__Prompt__. Please work out how many of the lines below include "JSON". Only the number should be given.

__The records__.
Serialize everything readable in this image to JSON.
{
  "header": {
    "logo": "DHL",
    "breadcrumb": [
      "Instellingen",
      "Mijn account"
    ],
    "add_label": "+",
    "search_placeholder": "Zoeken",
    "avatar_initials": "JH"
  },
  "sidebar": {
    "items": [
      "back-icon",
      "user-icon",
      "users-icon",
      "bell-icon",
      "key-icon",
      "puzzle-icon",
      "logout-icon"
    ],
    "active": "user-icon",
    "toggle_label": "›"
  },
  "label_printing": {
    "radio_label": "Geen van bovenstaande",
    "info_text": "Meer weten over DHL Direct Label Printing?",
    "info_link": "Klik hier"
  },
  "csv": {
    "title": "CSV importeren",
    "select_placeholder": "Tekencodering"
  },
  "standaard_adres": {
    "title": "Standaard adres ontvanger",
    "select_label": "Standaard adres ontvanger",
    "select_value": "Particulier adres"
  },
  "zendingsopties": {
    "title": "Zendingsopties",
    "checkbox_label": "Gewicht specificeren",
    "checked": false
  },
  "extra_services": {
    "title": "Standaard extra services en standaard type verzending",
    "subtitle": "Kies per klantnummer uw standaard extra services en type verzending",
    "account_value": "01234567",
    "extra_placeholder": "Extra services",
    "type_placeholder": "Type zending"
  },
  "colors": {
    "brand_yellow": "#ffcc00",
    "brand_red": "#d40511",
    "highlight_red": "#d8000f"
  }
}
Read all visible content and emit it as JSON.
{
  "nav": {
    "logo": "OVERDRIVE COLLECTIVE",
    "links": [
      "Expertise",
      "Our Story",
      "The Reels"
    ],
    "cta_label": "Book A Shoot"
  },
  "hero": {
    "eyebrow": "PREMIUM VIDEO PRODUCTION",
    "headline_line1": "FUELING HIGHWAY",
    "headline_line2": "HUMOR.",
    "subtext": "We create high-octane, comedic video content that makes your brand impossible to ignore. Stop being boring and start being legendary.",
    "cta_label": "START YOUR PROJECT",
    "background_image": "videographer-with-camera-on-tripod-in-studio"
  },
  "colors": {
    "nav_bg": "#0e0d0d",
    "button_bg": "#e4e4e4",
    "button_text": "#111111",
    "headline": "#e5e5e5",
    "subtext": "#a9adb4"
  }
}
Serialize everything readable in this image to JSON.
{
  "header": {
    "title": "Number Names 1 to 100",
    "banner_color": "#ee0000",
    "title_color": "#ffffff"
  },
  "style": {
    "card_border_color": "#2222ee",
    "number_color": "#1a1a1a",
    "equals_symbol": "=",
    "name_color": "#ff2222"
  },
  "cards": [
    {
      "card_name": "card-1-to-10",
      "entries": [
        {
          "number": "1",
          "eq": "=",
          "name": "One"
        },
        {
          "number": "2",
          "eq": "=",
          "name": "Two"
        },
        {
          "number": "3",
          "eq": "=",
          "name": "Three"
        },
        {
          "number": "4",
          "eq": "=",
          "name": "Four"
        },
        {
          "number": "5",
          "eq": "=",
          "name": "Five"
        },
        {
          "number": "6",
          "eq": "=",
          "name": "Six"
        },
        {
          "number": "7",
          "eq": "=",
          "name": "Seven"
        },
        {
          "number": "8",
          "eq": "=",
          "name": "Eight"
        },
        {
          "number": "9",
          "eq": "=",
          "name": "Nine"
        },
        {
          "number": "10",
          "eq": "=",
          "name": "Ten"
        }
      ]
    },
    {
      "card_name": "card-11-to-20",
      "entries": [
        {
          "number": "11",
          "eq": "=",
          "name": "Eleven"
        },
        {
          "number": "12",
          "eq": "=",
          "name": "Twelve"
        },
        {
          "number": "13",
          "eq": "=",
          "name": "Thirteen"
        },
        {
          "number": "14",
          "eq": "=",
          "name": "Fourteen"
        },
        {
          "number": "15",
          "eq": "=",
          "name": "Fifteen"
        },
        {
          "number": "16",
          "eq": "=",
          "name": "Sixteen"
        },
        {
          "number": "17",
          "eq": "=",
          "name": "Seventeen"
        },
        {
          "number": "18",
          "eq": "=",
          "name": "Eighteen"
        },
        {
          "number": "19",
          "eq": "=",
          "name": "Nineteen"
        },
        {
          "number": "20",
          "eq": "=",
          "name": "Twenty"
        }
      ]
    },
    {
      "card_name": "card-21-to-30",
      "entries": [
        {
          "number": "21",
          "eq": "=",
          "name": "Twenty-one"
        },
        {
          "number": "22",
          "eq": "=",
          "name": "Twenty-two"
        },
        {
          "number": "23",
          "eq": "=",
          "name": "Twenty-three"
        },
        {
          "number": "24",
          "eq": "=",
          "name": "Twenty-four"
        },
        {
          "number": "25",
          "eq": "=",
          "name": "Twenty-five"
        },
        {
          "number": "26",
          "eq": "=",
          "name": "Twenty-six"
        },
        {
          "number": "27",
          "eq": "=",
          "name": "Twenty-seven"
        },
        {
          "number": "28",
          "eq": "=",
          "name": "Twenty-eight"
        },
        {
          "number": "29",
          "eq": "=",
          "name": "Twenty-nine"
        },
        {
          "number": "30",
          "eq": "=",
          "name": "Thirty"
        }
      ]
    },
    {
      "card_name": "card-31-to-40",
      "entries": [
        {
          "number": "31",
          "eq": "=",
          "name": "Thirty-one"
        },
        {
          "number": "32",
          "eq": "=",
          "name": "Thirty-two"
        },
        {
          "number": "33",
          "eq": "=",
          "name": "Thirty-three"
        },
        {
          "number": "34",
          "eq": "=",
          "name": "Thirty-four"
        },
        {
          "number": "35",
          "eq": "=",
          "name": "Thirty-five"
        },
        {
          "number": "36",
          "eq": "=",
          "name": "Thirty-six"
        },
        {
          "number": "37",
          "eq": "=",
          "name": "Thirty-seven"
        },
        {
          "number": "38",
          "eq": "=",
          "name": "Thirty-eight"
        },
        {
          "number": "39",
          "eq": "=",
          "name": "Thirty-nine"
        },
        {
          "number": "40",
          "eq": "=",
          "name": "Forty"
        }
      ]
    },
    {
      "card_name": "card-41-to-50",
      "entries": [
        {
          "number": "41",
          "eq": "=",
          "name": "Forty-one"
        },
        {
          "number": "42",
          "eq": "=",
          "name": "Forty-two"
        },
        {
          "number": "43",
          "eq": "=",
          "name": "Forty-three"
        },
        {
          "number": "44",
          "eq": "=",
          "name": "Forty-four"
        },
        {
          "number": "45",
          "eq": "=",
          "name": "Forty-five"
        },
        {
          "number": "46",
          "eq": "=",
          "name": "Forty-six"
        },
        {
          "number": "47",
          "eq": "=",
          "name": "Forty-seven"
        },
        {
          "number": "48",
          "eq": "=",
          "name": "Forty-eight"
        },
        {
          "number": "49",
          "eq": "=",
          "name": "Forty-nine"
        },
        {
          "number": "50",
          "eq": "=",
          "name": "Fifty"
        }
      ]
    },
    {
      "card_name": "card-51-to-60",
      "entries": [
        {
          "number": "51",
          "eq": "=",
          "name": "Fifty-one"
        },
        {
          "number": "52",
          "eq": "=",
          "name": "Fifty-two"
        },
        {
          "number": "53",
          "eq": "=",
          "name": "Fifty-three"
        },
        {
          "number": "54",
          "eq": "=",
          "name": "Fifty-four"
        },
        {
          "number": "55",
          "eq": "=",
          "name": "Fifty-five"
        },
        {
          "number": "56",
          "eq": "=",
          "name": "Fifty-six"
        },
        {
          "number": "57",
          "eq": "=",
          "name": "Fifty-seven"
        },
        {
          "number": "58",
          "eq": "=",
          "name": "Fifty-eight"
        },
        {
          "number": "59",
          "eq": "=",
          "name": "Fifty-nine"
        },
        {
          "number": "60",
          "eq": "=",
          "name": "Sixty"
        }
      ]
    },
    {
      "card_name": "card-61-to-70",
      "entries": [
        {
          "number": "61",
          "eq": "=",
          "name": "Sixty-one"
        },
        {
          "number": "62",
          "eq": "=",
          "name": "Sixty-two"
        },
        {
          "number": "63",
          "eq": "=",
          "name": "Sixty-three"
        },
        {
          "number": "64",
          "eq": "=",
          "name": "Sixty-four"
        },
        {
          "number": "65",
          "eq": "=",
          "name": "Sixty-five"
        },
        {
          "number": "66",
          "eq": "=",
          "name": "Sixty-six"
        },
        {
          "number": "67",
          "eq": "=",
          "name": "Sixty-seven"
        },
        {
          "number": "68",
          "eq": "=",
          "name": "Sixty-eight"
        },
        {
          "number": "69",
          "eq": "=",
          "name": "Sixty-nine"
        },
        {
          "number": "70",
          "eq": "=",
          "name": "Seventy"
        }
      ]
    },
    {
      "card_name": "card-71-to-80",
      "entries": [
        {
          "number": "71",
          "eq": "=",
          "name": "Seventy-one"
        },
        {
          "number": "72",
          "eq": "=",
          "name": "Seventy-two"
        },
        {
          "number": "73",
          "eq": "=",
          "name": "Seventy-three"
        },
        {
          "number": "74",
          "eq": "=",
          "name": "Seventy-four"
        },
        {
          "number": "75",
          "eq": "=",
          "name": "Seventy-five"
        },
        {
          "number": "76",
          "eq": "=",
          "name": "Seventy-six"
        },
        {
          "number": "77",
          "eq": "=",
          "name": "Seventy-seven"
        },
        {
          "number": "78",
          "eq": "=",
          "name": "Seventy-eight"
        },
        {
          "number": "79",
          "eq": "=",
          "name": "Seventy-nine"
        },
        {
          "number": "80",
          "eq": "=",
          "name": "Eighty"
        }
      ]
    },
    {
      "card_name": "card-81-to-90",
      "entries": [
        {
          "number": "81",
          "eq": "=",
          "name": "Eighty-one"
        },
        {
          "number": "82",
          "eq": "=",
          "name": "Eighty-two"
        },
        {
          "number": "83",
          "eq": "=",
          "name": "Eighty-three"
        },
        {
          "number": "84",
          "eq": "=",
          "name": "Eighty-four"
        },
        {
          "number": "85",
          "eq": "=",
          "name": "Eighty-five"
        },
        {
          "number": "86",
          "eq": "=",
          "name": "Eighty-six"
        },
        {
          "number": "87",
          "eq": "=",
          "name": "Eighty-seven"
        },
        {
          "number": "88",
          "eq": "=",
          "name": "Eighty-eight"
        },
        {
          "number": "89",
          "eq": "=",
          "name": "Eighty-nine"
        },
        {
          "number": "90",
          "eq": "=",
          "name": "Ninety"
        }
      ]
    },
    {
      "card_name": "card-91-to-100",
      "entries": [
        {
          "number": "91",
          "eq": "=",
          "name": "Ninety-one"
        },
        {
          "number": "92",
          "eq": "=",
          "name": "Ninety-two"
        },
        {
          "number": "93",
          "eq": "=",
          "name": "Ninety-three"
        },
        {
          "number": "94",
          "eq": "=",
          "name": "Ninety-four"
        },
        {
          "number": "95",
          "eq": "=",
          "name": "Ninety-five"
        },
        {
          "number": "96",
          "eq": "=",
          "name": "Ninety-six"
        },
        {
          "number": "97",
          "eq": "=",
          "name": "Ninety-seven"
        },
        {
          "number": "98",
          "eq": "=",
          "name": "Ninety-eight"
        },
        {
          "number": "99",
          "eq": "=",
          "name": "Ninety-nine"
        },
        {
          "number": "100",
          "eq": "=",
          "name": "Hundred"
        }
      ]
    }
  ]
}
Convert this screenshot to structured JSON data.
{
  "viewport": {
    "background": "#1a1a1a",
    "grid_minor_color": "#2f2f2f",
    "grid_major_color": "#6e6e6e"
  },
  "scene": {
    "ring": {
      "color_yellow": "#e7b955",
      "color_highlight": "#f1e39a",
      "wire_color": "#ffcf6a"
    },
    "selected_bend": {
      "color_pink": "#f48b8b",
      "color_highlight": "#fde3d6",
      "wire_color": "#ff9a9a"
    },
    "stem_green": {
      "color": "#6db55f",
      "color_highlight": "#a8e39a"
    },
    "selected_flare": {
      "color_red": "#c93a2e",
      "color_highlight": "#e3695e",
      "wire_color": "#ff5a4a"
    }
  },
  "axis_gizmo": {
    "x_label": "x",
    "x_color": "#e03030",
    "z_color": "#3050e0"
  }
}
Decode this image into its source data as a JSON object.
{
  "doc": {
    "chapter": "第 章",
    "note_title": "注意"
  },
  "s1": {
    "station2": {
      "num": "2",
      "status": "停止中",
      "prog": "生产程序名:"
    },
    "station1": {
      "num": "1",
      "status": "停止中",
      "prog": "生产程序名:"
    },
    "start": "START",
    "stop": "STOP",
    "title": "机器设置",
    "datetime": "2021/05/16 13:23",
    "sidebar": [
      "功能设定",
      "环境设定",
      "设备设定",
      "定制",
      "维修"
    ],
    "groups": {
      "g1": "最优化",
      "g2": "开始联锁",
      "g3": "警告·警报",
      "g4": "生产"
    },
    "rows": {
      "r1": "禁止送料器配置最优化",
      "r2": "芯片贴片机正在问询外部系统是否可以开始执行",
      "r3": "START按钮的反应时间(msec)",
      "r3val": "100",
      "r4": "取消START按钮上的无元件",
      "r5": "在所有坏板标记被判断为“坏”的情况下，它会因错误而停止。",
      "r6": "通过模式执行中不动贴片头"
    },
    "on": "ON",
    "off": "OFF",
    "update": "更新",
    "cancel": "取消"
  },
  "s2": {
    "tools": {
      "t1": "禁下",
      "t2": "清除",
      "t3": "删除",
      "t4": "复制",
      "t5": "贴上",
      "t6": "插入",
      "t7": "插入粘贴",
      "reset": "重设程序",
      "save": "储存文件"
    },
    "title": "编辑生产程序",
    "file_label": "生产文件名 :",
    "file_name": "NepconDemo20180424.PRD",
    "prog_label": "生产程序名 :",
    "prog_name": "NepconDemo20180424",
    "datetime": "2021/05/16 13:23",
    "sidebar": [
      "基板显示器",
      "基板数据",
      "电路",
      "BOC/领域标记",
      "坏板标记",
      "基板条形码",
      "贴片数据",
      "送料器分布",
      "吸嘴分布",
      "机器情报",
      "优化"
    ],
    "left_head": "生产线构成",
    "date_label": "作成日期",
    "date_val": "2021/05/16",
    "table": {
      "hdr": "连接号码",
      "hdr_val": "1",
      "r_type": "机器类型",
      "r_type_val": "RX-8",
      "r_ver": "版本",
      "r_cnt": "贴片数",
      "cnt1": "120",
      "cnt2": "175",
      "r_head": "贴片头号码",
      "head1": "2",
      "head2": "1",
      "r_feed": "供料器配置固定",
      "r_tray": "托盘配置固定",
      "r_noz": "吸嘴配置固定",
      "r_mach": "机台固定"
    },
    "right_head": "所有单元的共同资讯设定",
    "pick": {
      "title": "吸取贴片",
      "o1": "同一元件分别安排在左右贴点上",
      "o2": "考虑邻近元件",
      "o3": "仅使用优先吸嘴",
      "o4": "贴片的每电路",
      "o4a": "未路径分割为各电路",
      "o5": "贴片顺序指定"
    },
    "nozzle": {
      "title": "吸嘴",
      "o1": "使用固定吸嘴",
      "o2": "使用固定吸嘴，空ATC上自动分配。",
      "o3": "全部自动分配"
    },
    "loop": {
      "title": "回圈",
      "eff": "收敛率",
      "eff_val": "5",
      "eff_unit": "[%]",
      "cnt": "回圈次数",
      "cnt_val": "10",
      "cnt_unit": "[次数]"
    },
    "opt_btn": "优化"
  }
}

__Exercise response__. 5